Prohibited defenses against lewd and lascivious molestation
Children’s natural innocence can sometimes cause them to misunderstand certain situations. This makes them more susceptible to potential harm.
In such cases, ensuring their safety becomes our top priority. Defenses centered around a child’s consent or lack of understanding due to their age might not have a strong legal basis. Recognizing these banned defenses is crucial when dealing with allegations of inappropriate behavior, like lewd and lascivious molestation.
Understanding the crime
Lewd and lascivious acts are often known as child molestation. It involves purposeful inappropriate touching of children below 16 years old in places like:
- Region around the genitals
- Covered areas mentioned above
This offense also includes cases where an adult encourages, pressures or lures a minor under 16 to take part in similar inappropriate touching with someone else.
There are certain defenses that are commonly used in legal cases that cannot be employed in lewd and lascivious molestation cases. This may include:
Victim’s lack of chastity: Using the victim’s past behavior as an excuse may not be valid in these cases. What truly matters are the wrong actions committed by the person responsible, not the victim’s background or actions.
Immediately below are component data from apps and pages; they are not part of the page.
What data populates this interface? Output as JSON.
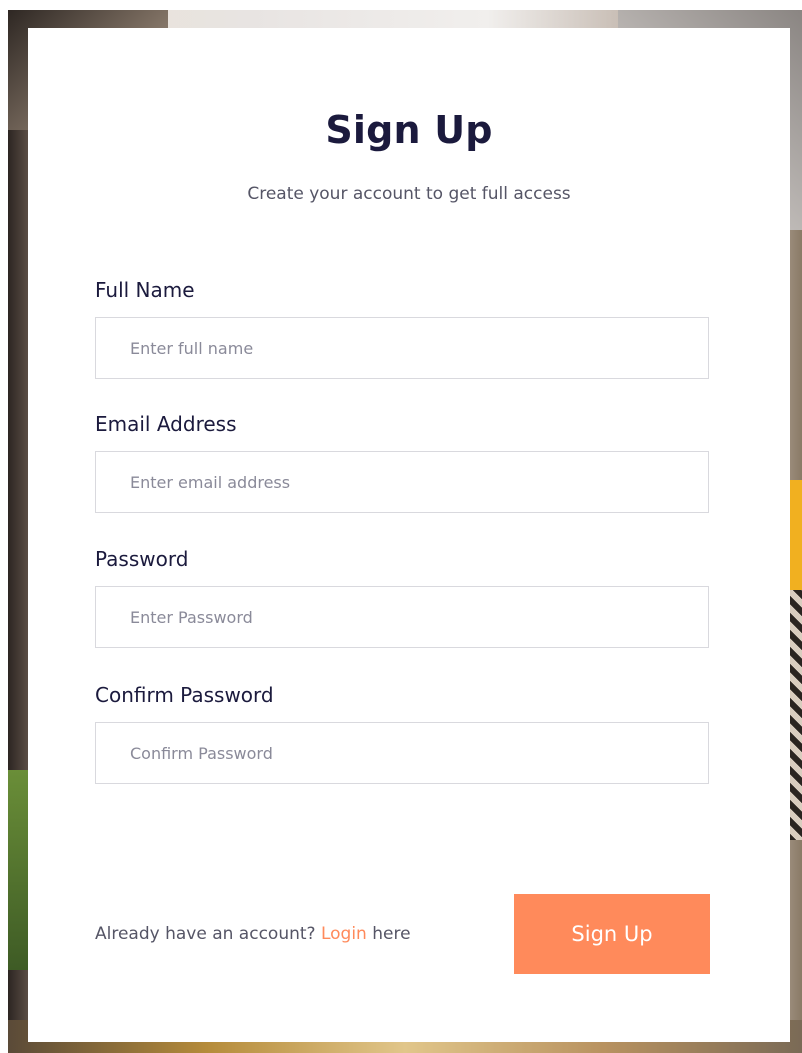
{
  "form": {
    "title": "Sign Up",
    "subtitle": "Create your account to get full access",
    "fields": [
      {
        "label": "Full Name",
        "placeholder": "Enter full name",
        "value": ""
      },
      {
        "label": "Email Address",
        "placeholder": "Enter email address",
        "value": ""
      },
      {
        "label": "Password",
        "placeholder": "Enter Password",
        "value": ""
      },
      {
        "label": "Confirm Password",
        "placeholder": "Confirm Password",
        "value": ""
      }
    ],
    "footer": {
      "prefix": "Already have an account?",
      "link_label": "Login",
      "suffix": "here"
    },
    "submit_label": "Sign Up"
  },
  "colors": {
    "accent": "#ff8a5b",
    "heading": "#1b1a3d",
    "muted": "#555566",
    "border": "#d9d9de"
  }
}
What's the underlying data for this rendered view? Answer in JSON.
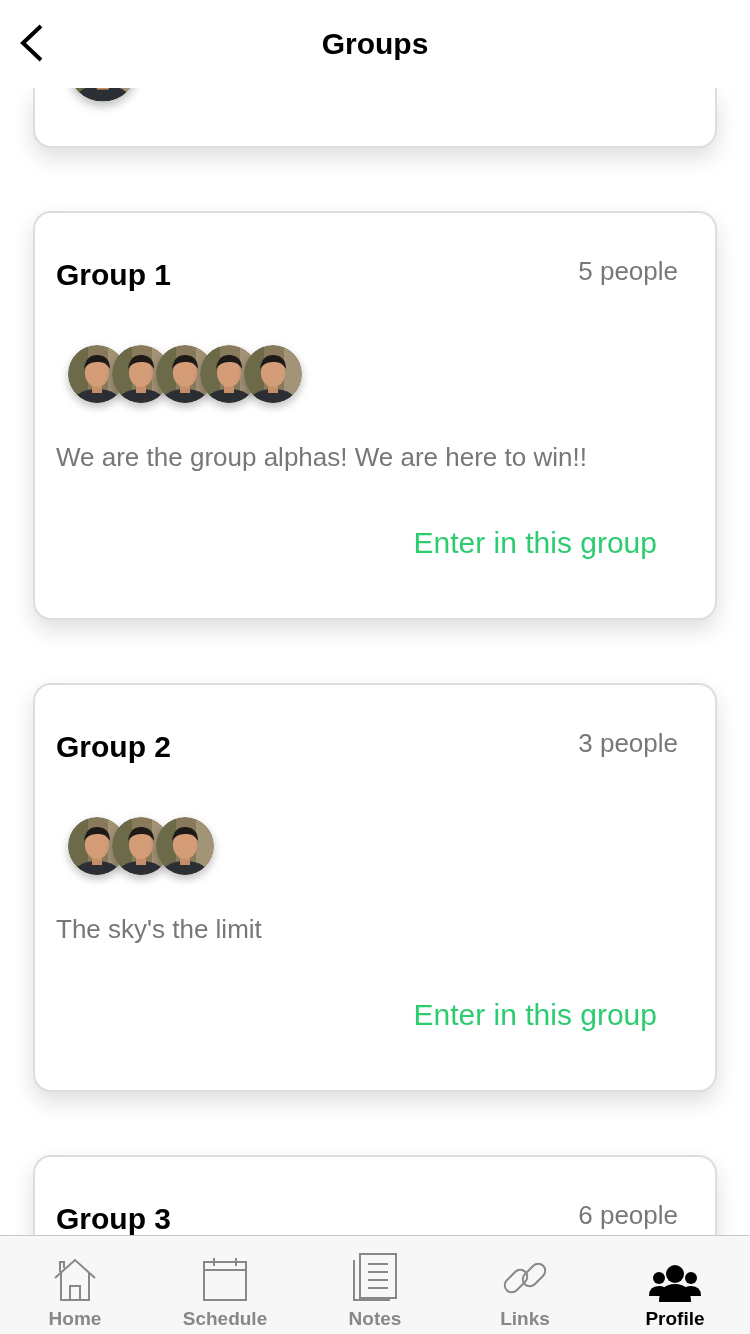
{
  "header": {
    "title": "Groups"
  },
  "groups": [
    {
      "name": "Group 1",
      "count": "5 people",
      "description": "We are the group alphas! We are here to win!!",
      "action": "Enter in this group"
    },
    {
      "name": "Group 2",
      "count": "3 people",
      "description": "The sky's the limit",
      "action": "Enter in this group"
    },
    {
      "name": "Group 3",
      "count": "6 people"
    }
  ],
  "tabs": [
    {
      "label": "Home",
      "selected": false
    },
    {
      "label": "Schedule",
      "selected": false
    },
    {
      "label": "Notes",
      "selected": false
    },
    {
      "label": "Links",
      "selected": false
    },
    {
      "label": "Profile",
      "selected": true
    }
  ]
}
Victim’s consent: The victim’s agreement or perceived willingness may not excuse anything either. Even if the victim agrees, the law recognizes the vulnerability of minors. Its aim is to protect them from any form of exploitation.
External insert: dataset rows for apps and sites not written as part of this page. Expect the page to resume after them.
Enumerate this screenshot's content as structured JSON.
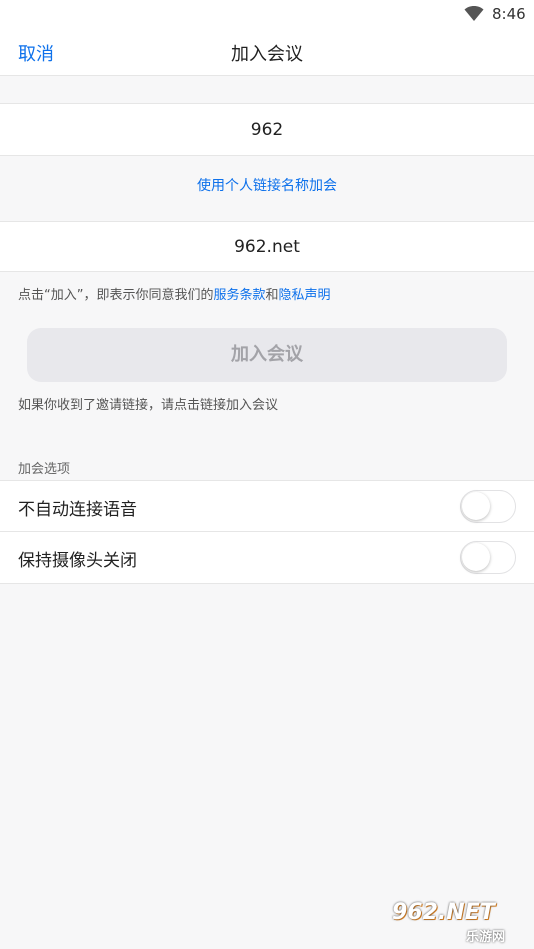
{
  "status_bar": {
    "time": "8:46",
    "wifi_icon": "wifi-icon"
  },
  "nav": {
    "cancel": "取消",
    "title": "加入会议"
  },
  "meeting_id_field": {
    "value": "962"
  },
  "personal_link": "使用个人链接名称加会",
  "name_field": {
    "value": "962.net"
  },
  "terms": {
    "prefix": "点击“加入”，即表示你同意我们的",
    "service": "服务条款",
    "and": "和",
    "privacy": "隐私声明"
  },
  "join_button": {
    "label": "加入会议"
  },
  "invite_hint": "如果你收到了邀请链接，请点击链接加入会议",
  "options": {
    "header": "加会选项",
    "items": [
      {
        "label": "不自动连接语音",
        "enabled": false
      },
      {
        "label": "保持摄像头关闭",
        "enabled": false
      }
    ]
  },
  "watermark": {
    "logo": "962.NET",
    "sub": "乐游网"
  },
  "colors": {
    "accent": "#0e71eb",
    "background": "#f7f7f8",
    "disabled_button": "#e8e8ec"
  }
}
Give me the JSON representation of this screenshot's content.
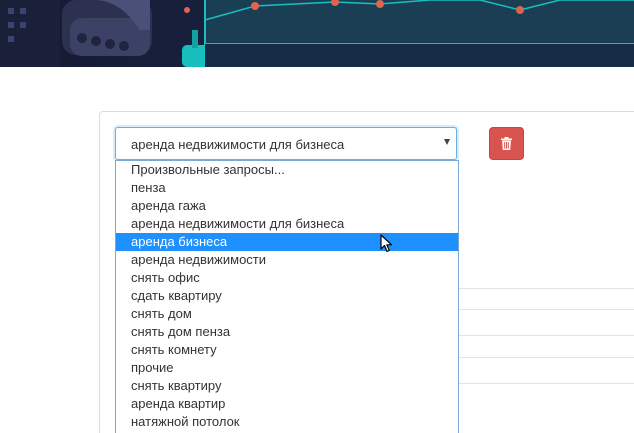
{
  "form": {
    "query_select": {
      "selected_value": "аренда недвижимости для бизнеса",
      "highlighted_option": "аренда бизнеса",
      "options": [
        "Произвольные запросы...",
        "пенза",
        "аренда гажа",
        "аренда недвижимости для бизнеса",
        "аренда бизнеса",
        "аренда недвижимости",
        "снять офис",
        "сдать квартиру",
        "снять дом",
        "снять дом пенза",
        "снять комнету",
        "прочие",
        "снять квартиру",
        "аренда квартир",
        "натяжной потолок"
      ]
    },
    "delete_button": {
      "icon": "trash-icon",
      "color": "#d9534f"
    }
  },
  "colors": {
    "highlight": "#1e90ff",
    "select_border": "#66afe9",
    "banner_bg": "#1c2340",
    "banner_teal": "#19bfbf",
    "banner_node": "#e0634f"
  }
}
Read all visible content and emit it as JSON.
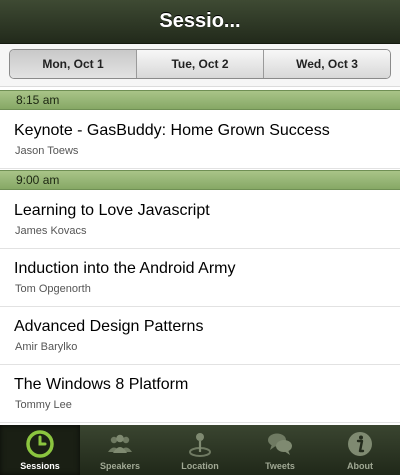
{
  "title": "Sessio...",
  "days": [
    {
      "label": "Mon, Oct 1",
      "active": true
    },
    {
      "label": "Tue, Oct 2",
      "active": false
    },
    {
      "label": "Wed, Oct 3",
      "active": false
    }
  ],
  "sections": [
    {
      "time": "8:15 am",
      "sessions": [
        {
          "title": "Keynote - GasBuddy: Home Grown Success",
          "speaker": "Jason Toews"
        }
      ]
    },
    {
      "time": "9:00 am",
      "sessions": [
        {
          "title": "Learning to Love Javascript",
          "speaker": "James Kovacs"
        },
        {
          "title": "Induction into the Android Army",
          "speaker": "Tom Opgenorth"
        },
        {
          "title": "Advanced Design Patterns",
          "speaker": "Amir Barylko"
        },
        {
          "title": "The Windows 8 Platform",
          "speaker": "Tommy Lee"
        }
      ]
    }
  ],
  "tabs": [
    {
      "label": "Sessions",
      "icon": "clock-icon",
      "active": true
    },
    {
      "label": "Speakers",
      "icon": "people-icon",
      "active": false
    },
    {
      "label": "Location",
      "icon": "map-pin-icon",
      "active": false
    },
    {
      "label": "Tweets",
      "icon": "speech-bubbles-icon",
      "active": false
    },
    {
      "label": "About",
      "icon": "info-icon",
      "active": false
    }
  ],
  "colors": {
    "accent": "#8bc53f",
    "header_band": "#96b474",
    "titlebar": "#2e3826"
  }
}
In addition, certain factors related to the victim’s age cannot be used as defenses:
Perpetrator’s ignorance: Claiming ignorance about the victim’s age is not a valid defense. Perpetrators cannot argue that they were unaware of the minor’s age as a means to escape legal consequences.
Victim’s misrepresentation: Even if the victim lied about their age, it is not a defense for the wrongdoer. Adults must verify a minor’s age before getting involved in anything questionable.
Bona fide belief: Even if the perpetrator genuinely believed that the victim was of legal age, this belief does not absolve them of liability.
No matter what the victim did or said, an adult should act responsibly around minors. Certain excuses will not be valid when it comes to addressing inappropriate conduct, such as lewd and lascivious molestation.